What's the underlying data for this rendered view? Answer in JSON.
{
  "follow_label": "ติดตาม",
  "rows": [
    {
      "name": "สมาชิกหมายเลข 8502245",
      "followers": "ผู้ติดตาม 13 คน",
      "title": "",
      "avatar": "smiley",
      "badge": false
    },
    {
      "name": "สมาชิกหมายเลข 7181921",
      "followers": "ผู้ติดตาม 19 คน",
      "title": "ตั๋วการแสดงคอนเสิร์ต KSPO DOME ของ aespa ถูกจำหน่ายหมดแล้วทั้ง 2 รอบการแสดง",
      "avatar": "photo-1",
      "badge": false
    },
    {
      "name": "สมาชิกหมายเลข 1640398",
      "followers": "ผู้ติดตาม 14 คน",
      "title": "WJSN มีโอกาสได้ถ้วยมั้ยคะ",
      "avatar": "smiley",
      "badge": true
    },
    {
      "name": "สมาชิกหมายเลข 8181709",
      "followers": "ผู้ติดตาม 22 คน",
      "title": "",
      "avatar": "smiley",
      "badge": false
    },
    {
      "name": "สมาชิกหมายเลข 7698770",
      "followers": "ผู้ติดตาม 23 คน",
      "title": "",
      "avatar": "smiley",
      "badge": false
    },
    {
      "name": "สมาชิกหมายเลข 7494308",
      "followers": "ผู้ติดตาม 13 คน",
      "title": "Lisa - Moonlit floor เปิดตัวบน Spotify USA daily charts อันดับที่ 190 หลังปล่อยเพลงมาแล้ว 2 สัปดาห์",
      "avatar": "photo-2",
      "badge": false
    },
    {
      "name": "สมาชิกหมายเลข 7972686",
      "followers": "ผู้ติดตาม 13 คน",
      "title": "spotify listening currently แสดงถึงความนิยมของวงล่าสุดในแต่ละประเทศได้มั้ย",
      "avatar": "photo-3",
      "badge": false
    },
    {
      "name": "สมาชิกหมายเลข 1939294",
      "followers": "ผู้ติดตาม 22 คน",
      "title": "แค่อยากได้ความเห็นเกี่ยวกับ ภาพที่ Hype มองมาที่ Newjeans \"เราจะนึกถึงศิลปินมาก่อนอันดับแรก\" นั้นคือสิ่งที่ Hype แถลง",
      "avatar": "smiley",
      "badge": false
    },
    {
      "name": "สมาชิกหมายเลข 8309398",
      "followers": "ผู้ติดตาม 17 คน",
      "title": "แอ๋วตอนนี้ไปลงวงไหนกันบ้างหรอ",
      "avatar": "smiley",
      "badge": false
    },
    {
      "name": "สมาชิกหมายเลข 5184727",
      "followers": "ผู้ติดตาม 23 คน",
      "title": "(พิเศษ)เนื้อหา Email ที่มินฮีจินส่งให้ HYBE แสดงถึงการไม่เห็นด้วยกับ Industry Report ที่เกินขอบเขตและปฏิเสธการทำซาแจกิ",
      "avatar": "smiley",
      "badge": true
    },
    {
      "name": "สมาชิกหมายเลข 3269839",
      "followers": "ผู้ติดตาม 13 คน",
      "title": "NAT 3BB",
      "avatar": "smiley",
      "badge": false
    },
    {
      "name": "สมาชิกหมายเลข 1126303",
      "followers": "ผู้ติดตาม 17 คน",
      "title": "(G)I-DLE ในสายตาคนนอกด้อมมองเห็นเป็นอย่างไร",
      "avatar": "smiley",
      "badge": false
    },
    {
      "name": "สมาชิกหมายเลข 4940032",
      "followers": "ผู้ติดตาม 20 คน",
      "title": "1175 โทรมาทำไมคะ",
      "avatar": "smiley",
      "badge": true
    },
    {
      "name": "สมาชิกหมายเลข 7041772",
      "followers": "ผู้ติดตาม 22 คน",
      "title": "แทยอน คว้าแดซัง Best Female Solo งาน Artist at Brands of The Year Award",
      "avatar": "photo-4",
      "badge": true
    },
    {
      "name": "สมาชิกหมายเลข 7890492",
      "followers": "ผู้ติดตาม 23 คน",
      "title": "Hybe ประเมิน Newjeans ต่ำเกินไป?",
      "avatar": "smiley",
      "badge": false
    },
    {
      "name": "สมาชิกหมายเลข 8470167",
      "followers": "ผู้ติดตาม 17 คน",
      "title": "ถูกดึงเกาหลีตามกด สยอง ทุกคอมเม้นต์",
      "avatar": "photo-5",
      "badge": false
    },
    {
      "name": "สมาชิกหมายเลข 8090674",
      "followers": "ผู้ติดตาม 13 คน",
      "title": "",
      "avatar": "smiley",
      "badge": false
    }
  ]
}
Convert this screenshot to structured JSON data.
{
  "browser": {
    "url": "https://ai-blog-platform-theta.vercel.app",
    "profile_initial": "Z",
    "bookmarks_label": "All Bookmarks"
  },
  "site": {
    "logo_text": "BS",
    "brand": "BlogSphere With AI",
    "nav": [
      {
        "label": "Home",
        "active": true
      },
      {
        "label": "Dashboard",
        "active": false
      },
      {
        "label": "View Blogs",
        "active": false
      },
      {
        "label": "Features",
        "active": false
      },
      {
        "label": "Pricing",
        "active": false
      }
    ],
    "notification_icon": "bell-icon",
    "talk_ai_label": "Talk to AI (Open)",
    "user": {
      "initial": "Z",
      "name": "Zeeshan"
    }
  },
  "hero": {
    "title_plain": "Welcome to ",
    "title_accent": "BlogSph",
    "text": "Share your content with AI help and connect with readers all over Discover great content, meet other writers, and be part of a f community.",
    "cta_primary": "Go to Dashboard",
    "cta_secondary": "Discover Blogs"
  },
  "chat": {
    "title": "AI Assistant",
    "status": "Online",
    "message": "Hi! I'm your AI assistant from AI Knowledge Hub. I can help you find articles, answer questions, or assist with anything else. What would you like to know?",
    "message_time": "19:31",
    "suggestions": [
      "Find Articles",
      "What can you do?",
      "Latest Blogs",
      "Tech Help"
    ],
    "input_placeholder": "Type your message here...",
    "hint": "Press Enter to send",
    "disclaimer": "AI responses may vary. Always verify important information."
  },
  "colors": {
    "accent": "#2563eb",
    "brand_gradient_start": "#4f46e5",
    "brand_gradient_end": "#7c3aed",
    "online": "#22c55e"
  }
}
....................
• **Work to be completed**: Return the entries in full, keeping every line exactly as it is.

• **Result for this task**:
What's the underlying data for this rendered view? Answer in JSON.
{
  "follow_label": "ติดตาม",
  "rows": [
    {
      "name": "สมาชิกหมายเลข 8502245",
      "followers": "ผู้ติดตาม 13 คน",
      "title": "",
      "avatar": "smiley",
      "badge": false
    },
    {
      "name": "สมาชิกหมายเลข 7181921",
      "followers": "ผู้ติดตาม 19 คน",
      "title": "ตั๋วการแสดงคอนเสิร์ต KSPO DOME ของ aespa ถูกจำหน่ายหมดแล้วทั้ง 2 รอบการแสดง",
      "avatar": "photo-1",
      "badge": false
    },
    {
      "name": "สมาชิกหมายเลข 1640398",
      "followers": "ผู้ติดตาม 14 คน",
      "title": "WJSN มีโอกาสได้ถ้วยมั้ยคะ",
      "avatar": "smiley",
      "badge": true
    },
    {
      "name": "สมาชิกหมายเลข 8181709",
      "followers": "ผู้ติดตาม 22 คน",
      "title": "",
      "avatar": "smiley",
      "badge": false
    },
    {
      "name": "สมาชิกหมายเลข 7698770",
      "followers": "ผู้ติดตาม 23 คน",
      "title": "",
      "avatar": "smiley",
      "badge": false
    },
    {
      "name": "สมาชิกหมายเลข 7494308",
      "followers": "ผู้ติดตาม 13 คน",
      "title": "Lisa - Moonlit floor เปิดตัวบน Spotify USA daily charts อันดับที่ 190 หลังปล่อยเพลงมาแล้ว 2 สัปดาห์",
      "avatar": "photo-2",
      "badge": false
    },
    {
      "name": "สมาชิกหมายเลข 7972686",
      "followers": "ผู้ติดตาม 13 คน",
      "title": "spotify listening currently แสดงถึงความนิยมของวงล่าสุดในแต่ละประเทศได้มั้ย",
      "avatar": "photo-3",
      "badge": false
    },
    {
      "name": "สมาชิกหมายเลข 1939294",
      "followers": "ผู้ติดตาม 22 คน",
      "title": "แค่อยากได้ความเห็นเกี่ยวกับ ภาพที่ Hype มองมาที่ Newjeans \"เราจะนึกถึงศิลปินมาก่อนอันดับแรก\" นั้นคือสิ่งที่ Hype แถลง",
      "avatar": "smiley",
      "badge": false
    },
    {
      "name": "สมาชิกหมายเลข 8309398",
      "followers": "ผู้ติดตาม 17 คน",
      "title": "แอ๋วตอนนี้ไปลงวงไหนกันบ้างหรอ",
      "avatar": "smiley",
      "badge": false
    },
    {
      "name": "สมาชิกหมายเลข 5184727",
      "followers": "ผู้ติดตาม 23 คน",
      "title": "(พิเศษ)เนื้อหา Email ที่มินฮีจินส่งให้ HYBE แสดงถึงการไม่เห็นด้วยกับ Industry Report ที่เกินขอบเขตและปฏิเสธการทำซาแจกิ",
      "avatar": "smiley",
      "badge": true
    },
    {
      "name": "สมาชิกหมายเลข 3269839",
      "followers": "ผู้ติดตาม 13 คน",
      "title": "NAT 3BB",
      "avatar": "smiley",
      "badge": false
    },
    {
      "name": "สมาชิกหมายเลข 1126303",
      "followers": "ผู้ติดตาม 17 คน",
      "title": "(G)I-DLE ในสายตาคนนอกด้อมมองเห็นเป็นอย่างไร",
      "avatar": "smiley",
      "badge": false
    },
    {
      "name": "สมาชิกหมายเลข 4940032",
      "followers": "ผู้ติดตาม 20 คน",
      "title": "1175 โทรมาทำไมคะ",
      "avatar": "smiley",
      "badge": true
    },
    {
      "name": "สมาชิกหมายเลข 7041772",
      "followers": "ผู้ติดตาม 22 คน",
      "title": "แทยอน คว้าแดซัง Best Female Solo งาน Artist at Brands of The Year Award",
      "avatar": "photo-4",
      "badge": true
    },
    {
      "name": "สมาชิกหมายเลข 7890492",
      "followers": "ผู้ติดตาม 23 คน",
      "title": "Hybe ประเมิน Newjeans ต่ำเกินไป?",
      "avatar": "smiley",
      "badge": false
    },
    {
      "name": "สมาชิกหมายเลข 8470167",
      "followers": "ผู้ติดตาม 17 คน",
      "title": "ถูกดึงเกาหลีตามกด สยอง ทุกคอมเม้นต์",
      "avatar": "photo-5",
      "badge": false
    },
    {
      "name": "สมาชิกหมายเลข 8090674",
      "followers": "ผู้ติดตาม 13 คน",
      "title": "",
      "avatar": "smiley",
      "badge": false
    }
  ]
}
Convert this screenshot to structured JSON data.
{
  "browser": {
    "url": "https://ai-blog-platform-theta.vercel.app",
    "profile_initial": "Z",
    "bookmarks_label": "All Bookmarks"
  },
  "site": {
    "logo_text": "BS",
    "brand": "BlogSphere With AI",
    "nav": [
      {
        "label": "Home",
        "active": true
      },
      {
        "label": "Dashboard",
        "active": false
      },
      {
        "label": "View Blogs",
        "active": false
      },
      {
        "label": "Features",
        "active": false
      },
      {
        "label": "Pricing",
        "active": false
      }
    ],
    "notification_icon": "bell-icon",
    "talk_ai_label": "Talk to AI (Open)",
    "user": {
      "initial": "Z",
      "name": "Zeeshan"
    }
  },
  "hero": {
    "title_plain": "Welcome to ",
    "title_accent": "BlogSph",
    "text": "Share your content with AI help and connect with readers all over Discover great content, meet other writers, and be part of a f community.",
    "cta_primary": "Go to Dashboard",
    "cta_secondary": "Discover Blogs"
  },
  "chat": {
    "title": "AI Assistant",
    "status": "Online",
    "message": "Hi! I'm your AI assistant from AI Knowledge Hub. I can help you find articles, answer questions, or assist with anything else. What would you like to know?",
    "message_time": "19:31",
    "suggestions": [
      "Find Articles",
      "What can you do?",
      "Latest Blogs",
      "Tech Help"
    ],
    "input_placeholder": "Type your message here...",
    "hint": "Press Enter to send",
    "disclaimer": "AI responses may vary. Always verify important information."
  },
  "colors": {
    "accent": "#2563eb",
    "brand_gradient_start": "#4f46e5",
    "brand_gradient_end": "#7c3aed",
    "online": "#22c55e"
  }
}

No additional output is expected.